When I moved to San Felipe, Rafael Caldera had managed to do about half the the highway between San Felipe and Moron, with a bankrupt country. After 14 years of chavismo flush with cash, only a couple more exits have been added in what is perhaps the second most used road of Venezuela. Thus the last stretch between Moron and the highway is still about 12 Km of the two way original road, clogged with jalopy buses, trucks of all sorts carrying all the goods from Puerto Cabello to Barquisimeto and the Andes. And to enter the highway, you need to go through about half a mile of what is a dirt road, or rather of original country side lane turned into dirt by the big traffic.
The natives have gotten into the habit of selling crap to the passing truckers who of course stop to talk to the tightly to scantily clad girls selling them little cups of coffee from a thermos. Meanwhile you wait patiently for the transaction and small talk to be over. But these points that develop rather fast each time a a new exit is incorporated in the highway, are also the nuclei of some new, shall we call it, settlement.

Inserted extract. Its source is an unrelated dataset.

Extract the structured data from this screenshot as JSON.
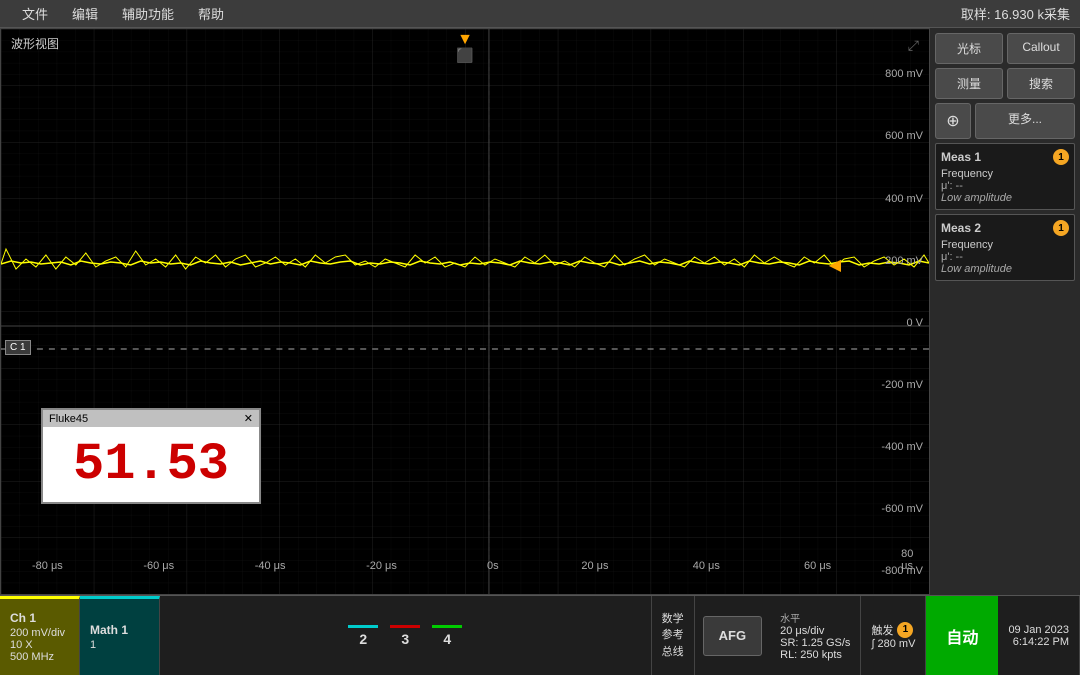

The one I picture here has caught my fancy. Finally using my powerful zoom I managed to take that picture the other day, ever so slightly blurred in the second image which is a cut out of the original one that opens this post (already quite reduced). After all, I could not stop my car, and I had to take the picture while climbing up the dirt road access to the highway.
The first shot is, of course, an "invasion" at the side of the road, which has not stopped the new owner to surround it with a fence. "Invasores" are born landowners, you know... Click to enlarge.
You may note on the bottom right the edge of my rear side window, a shaded stand that is probably put to some use on week ends, and a DIRECT TV SATELLITE DISH!!!!! The house may be built on mud and straw but electricity is stolen from somewhere and they got a Direct TV decoder. Not for them to satisfy themselves with VTV and RNV that run for free in that area, the only thing the locals can get there.
The second pic shows more details of this native "mision vivienda", where the guys have even planted palm trees and some flowering bush. If this were one of the few unique folksy expressions of Venezuela we could be amused. Unfortunately, after 14 years of chavismo and now almost 3 of Mision Vivienda, such scenes are closer to the norm than the exception.
What a beautiful revolution......
NOTE: if that last bit of highway had been done, not only it would save me at the very least 15 minutes from my trip to Caracas, but it would improve greatly the living conditions of the Moron inhabitants who still voted 70% for Maduro. How ironic! Amen that sometimes crossing Moron can take 30 minutes or more.... depending what time of the day you attempt that crossing. But see if I care, they deserve what they got, if you ask me.